Sunday, June 29, 2014

Quick (Old) Review: Batman- Mystery of the Batwoman

While I catch up on my actual Film reviews, here's some more wheat-like filler in the form of another Quick Review.  This time, it is an oft-overlooked Animated Film made in the early days of the DTV Market...
The spark for me seeing this one was the passing of Efrem Zimbalist Jr recently.  To people my age, he's most recognizable as the voice of Alfred on Batman: The Animated Series.  This carried over to the other DC Animated Shows, a Videogame and a movie.  The last of which is this 2003 film.

Here's an overview...

A new vigilante called Batwoman (no relation to the many Comic Book Versions) is in town and plays by her own rules.  One rule she breaks- she fires a (laser) gun.
In Gotham, Penguin (now voiced by the one-time Martian Manhunter David Ogden-Stiers) and Rupert Thorne (in his first and only New Adventures appearance) are making some sort of arms deal.  They don't like the added interference.
Batman- as Bruce Wayne- has a few suspects to be Batwoman and investigates them in his own sort of way.
With the escalation of heroes in the area and damage to their property, the pair call in outside help: Bane.

I know that I'm in the minority here, but I like 'Gimp Suit' Bane.  It works for me somehow more than the Luchador look.
Batwoman is captured during another mission and it looks like Batman & Robin must save the day.

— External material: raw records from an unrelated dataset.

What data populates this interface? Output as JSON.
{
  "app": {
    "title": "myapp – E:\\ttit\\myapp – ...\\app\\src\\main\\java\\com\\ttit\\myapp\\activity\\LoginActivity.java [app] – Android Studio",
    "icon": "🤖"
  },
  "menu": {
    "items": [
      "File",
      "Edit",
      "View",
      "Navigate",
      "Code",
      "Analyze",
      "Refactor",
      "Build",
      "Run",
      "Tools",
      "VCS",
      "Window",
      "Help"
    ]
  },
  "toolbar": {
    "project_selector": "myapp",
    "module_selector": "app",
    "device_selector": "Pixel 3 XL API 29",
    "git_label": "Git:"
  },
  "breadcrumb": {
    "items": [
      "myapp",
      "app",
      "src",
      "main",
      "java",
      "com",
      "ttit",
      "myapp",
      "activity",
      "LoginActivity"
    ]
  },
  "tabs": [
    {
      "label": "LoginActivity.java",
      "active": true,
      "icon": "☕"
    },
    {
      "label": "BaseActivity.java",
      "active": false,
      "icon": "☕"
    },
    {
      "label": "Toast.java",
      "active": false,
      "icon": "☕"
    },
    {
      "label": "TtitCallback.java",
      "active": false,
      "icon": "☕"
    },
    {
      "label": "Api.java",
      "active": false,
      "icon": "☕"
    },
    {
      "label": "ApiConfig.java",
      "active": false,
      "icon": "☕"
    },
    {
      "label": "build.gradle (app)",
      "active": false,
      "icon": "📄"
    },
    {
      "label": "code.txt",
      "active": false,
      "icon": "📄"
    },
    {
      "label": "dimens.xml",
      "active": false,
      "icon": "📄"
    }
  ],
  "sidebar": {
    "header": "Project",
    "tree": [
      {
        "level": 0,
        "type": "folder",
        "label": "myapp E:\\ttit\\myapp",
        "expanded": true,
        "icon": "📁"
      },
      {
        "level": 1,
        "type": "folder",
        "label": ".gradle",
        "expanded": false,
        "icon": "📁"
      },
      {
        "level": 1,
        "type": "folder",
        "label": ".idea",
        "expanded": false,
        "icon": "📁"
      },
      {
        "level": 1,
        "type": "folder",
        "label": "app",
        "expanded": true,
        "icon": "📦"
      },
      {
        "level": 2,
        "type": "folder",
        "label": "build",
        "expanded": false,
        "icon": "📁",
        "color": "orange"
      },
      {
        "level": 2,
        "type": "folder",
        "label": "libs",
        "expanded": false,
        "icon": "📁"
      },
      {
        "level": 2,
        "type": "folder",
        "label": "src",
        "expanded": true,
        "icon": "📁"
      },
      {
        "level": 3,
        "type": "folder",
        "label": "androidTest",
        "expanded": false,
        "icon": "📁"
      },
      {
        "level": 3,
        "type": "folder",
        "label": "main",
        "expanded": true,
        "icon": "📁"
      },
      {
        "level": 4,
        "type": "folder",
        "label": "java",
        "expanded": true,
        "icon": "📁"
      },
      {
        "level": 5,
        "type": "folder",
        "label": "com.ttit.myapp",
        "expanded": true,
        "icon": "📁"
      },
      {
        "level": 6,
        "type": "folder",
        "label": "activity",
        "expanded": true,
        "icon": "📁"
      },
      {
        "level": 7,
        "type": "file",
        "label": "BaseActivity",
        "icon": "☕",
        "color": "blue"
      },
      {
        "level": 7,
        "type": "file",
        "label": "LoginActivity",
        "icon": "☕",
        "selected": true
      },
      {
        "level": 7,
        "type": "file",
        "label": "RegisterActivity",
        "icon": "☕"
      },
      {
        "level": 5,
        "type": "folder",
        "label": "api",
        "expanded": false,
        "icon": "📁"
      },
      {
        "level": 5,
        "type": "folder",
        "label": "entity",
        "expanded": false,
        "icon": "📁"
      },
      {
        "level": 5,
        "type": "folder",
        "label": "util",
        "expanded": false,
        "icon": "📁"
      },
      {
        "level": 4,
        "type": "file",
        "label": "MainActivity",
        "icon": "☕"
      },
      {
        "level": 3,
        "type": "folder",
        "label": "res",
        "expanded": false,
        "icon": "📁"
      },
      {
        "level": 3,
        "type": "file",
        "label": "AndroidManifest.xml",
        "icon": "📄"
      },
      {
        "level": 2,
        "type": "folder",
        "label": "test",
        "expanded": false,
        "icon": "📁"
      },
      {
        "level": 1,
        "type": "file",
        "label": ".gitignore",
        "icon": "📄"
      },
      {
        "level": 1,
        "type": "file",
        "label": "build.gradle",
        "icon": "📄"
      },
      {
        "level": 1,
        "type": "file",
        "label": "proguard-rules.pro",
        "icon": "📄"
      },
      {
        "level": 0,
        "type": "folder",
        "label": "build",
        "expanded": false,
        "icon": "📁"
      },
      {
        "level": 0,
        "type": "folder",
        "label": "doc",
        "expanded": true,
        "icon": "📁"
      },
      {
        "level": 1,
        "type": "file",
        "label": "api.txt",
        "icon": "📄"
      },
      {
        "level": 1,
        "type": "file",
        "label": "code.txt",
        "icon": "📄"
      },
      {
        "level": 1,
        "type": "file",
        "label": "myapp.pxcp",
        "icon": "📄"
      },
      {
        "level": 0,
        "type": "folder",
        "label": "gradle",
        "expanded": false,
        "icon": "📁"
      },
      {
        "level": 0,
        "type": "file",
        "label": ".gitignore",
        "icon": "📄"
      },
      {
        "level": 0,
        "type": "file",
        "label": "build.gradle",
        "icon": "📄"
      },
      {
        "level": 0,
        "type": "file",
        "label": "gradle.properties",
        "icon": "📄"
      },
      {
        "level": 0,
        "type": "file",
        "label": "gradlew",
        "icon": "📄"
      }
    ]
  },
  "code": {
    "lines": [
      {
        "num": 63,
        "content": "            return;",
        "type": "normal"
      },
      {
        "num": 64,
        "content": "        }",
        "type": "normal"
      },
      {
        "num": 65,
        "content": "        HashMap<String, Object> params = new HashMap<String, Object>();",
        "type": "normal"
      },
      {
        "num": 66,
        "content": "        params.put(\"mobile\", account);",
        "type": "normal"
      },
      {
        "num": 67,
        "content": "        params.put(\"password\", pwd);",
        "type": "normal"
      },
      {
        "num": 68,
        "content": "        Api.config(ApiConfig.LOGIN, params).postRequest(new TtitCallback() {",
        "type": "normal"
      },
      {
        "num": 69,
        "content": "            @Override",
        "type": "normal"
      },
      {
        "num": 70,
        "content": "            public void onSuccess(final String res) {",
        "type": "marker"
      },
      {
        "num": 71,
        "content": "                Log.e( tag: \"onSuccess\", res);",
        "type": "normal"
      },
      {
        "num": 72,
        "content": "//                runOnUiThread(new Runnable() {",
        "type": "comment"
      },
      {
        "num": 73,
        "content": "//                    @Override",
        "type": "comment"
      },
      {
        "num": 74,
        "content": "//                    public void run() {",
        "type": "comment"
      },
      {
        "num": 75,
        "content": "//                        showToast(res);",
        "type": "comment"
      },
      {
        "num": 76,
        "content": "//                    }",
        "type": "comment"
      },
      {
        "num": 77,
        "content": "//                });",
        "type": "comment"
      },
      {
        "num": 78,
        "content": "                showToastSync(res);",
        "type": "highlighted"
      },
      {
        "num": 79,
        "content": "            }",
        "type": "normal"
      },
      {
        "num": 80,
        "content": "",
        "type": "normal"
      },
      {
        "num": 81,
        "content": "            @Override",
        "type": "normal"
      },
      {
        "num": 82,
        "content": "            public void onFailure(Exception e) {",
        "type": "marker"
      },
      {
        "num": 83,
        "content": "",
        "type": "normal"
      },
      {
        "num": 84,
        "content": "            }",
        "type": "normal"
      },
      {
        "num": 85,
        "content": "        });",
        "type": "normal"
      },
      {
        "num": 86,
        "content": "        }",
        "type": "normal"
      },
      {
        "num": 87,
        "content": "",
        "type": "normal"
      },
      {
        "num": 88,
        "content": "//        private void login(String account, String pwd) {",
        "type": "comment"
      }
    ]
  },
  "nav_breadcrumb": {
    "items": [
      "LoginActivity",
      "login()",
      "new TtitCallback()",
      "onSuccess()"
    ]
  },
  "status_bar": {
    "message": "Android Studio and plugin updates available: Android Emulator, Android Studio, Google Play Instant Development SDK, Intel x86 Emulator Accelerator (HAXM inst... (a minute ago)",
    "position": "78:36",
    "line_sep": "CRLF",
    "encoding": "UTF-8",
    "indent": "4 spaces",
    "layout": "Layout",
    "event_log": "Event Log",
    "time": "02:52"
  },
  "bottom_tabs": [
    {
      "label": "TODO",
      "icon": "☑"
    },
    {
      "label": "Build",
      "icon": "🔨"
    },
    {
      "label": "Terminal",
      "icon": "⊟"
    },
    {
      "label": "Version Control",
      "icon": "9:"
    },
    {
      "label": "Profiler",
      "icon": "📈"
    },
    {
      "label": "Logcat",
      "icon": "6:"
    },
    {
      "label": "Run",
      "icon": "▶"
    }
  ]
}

Who is Batwoman?  Who survives?  To find out, watch this movie already!
Nah nah nah nah nah- Batwoman!  As a DC Animated film, I think this one still holds up.  I speak about it like it is 100 years old, but, to be fair, 10 years in the Animated World is a life-time!  It has taken that long to get a Finding Nemo and Incredibles sequel even talked about.  This isn't Marvel, so let's avoid Disney talk.  As a fan of the original DC Shows, I was wary of this for awhile.  It serves as a bridge between shows that didn't necessarily need one.  As best I can tell, it follows the last Animated series (plus the tie-ins), but also comes before the dark ending to the Bat-Family lore shown in Batman Beyond: Return of the Joker.  As I said, its place in history is not THAT important.  It also serves to remind you of all the weird stop-start points in DC Animated (e.c. the Justice League flash-forward in 'Epilogue' and the flashback to Batman Beyond in the same Episode).  What is different here is some of the Casting.  They didn't get Paul Williams back as Penguin (they had a reason), but just about everyone else is back.  I should also note that this film implies the beginning of a Batman/Batgirl relationship that...I don't exactly remember coming up.  All I could think during the Scene in question is 'Why is Batgirl hitting on Bruce?  This is a bit creepy.'  Aside from that weirdness, I liked pretty much everything else here.  The Action, Art Design and Story were all good.  For a film aimed at younger viewers, the titular mystery of the Batwoman('s identity) is played well.  They don't cheat, but it is also not super-obvious at first.  If you like the more recent works and the Show (in any of its 12 incarnations), you should check this one out.  It is a bit over-looked (mostly due to it being associated with the subpar Superman: Brainiac Attacks film from 2006) in my opinion.  If nothing else, check out this beautiful cliff mesa off the coast of Gotham...
As the middle step from Animated feature (Mask of the Phantasm & Deep Freeze) and the modern DTV Film (Son of Batman, Batman: Red Hood), this holds a unique place in cinematic history.  That's something, right?

Back to normal reviews shortly...

No comments:

Post a Comment